* _Your task_: Select from the data all lines with the word "this".

(Records contained in a dataset)
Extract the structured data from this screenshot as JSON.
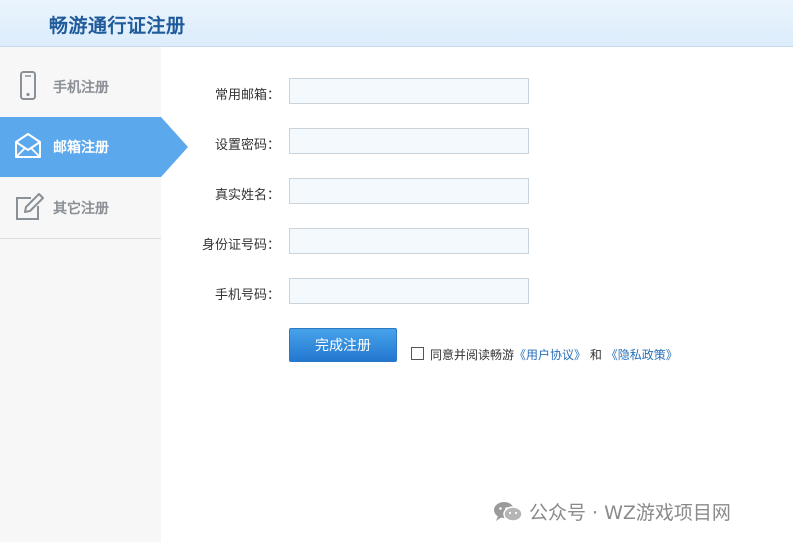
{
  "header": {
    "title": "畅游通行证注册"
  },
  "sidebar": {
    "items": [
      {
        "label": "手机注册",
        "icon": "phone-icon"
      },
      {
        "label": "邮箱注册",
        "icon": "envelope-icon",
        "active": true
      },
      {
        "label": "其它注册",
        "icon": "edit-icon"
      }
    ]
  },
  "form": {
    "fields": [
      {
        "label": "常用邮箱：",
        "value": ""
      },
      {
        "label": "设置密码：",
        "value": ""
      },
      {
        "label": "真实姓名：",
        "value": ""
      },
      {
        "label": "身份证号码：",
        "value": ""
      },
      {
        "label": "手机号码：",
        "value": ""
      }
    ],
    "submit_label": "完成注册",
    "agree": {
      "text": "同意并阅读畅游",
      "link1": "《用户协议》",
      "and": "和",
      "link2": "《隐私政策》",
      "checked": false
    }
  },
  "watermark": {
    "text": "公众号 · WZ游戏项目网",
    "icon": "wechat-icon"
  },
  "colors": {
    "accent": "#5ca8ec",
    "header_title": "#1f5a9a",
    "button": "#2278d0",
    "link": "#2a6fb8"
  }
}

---

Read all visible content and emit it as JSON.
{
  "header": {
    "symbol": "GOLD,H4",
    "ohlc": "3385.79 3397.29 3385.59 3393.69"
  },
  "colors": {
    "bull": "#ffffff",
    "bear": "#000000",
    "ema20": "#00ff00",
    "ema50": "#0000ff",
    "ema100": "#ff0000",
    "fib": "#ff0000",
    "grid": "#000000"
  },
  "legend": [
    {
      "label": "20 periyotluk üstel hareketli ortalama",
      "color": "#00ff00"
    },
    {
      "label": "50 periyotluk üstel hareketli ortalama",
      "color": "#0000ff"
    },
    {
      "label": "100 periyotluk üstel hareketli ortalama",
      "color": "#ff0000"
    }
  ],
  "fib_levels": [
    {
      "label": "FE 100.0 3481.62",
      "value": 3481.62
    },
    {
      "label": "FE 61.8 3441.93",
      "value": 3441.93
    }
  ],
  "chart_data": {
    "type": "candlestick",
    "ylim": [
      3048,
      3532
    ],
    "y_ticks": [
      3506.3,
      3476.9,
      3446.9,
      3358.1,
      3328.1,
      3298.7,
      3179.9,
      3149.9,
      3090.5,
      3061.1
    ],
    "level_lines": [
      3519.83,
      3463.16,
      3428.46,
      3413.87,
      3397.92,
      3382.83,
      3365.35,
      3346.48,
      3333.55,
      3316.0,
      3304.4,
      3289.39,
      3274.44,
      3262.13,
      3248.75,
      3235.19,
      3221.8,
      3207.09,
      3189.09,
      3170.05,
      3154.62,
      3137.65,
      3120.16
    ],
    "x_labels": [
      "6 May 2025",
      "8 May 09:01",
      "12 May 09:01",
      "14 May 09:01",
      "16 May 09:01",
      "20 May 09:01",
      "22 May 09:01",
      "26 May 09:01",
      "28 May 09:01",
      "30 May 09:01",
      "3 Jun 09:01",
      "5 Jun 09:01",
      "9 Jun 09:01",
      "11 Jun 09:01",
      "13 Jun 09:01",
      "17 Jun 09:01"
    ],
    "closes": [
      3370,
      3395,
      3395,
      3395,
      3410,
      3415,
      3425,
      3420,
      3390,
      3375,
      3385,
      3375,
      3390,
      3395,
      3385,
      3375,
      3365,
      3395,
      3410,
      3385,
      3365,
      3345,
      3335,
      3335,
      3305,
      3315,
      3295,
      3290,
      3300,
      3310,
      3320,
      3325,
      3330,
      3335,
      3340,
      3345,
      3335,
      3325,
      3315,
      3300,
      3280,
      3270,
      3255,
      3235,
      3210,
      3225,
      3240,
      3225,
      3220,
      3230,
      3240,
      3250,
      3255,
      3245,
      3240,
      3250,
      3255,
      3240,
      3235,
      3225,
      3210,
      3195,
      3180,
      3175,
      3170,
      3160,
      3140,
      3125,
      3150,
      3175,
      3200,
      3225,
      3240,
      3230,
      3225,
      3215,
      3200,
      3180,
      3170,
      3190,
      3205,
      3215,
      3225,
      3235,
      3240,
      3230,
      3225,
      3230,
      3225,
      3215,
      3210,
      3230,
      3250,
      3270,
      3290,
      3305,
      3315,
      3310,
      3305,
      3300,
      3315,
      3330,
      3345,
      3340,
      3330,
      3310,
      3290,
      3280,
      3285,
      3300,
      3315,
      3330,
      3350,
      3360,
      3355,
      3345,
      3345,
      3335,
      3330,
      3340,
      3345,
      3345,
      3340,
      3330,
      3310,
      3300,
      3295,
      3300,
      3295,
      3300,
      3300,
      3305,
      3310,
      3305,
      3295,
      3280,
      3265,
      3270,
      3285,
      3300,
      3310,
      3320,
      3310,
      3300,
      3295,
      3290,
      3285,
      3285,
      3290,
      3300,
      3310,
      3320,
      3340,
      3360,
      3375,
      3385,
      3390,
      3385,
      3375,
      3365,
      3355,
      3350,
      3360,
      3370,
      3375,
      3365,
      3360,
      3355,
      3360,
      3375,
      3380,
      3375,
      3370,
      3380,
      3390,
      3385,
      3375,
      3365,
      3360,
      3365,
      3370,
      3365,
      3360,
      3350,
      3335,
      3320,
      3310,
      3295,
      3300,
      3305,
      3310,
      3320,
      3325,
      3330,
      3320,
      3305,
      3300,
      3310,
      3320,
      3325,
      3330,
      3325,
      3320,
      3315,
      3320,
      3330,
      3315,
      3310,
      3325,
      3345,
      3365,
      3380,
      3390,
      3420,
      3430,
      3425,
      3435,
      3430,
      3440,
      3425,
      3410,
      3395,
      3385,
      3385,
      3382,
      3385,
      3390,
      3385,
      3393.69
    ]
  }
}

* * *

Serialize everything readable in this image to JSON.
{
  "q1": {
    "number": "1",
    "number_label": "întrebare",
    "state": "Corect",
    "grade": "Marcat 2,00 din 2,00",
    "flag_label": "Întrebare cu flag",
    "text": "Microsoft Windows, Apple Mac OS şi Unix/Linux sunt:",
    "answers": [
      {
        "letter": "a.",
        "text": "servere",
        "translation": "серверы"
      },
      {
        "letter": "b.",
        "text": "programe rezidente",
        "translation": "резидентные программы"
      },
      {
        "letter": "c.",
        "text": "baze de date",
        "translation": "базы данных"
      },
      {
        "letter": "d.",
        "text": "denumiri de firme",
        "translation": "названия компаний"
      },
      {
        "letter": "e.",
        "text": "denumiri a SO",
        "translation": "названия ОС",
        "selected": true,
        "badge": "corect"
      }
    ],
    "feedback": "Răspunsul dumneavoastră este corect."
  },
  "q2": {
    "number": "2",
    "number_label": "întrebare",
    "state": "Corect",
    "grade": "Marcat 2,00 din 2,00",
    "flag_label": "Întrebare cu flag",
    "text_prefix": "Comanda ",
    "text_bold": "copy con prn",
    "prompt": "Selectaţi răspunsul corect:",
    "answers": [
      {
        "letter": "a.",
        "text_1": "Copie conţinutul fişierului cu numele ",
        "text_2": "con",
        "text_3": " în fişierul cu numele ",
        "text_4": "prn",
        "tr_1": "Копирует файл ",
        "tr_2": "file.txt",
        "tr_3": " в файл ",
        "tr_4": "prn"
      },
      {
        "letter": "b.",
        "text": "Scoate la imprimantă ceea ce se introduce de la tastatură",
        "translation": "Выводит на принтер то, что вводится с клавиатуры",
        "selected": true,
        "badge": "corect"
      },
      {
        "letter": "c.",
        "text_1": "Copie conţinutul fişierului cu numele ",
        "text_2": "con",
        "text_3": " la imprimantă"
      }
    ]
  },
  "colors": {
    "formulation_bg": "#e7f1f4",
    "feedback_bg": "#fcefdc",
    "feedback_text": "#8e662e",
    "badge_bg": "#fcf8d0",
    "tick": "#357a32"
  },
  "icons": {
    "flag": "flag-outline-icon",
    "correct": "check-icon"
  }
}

* _Answer box_:
Extract the structured data from this screenshot as JSON.
Serialize everything readable in this image to JSON.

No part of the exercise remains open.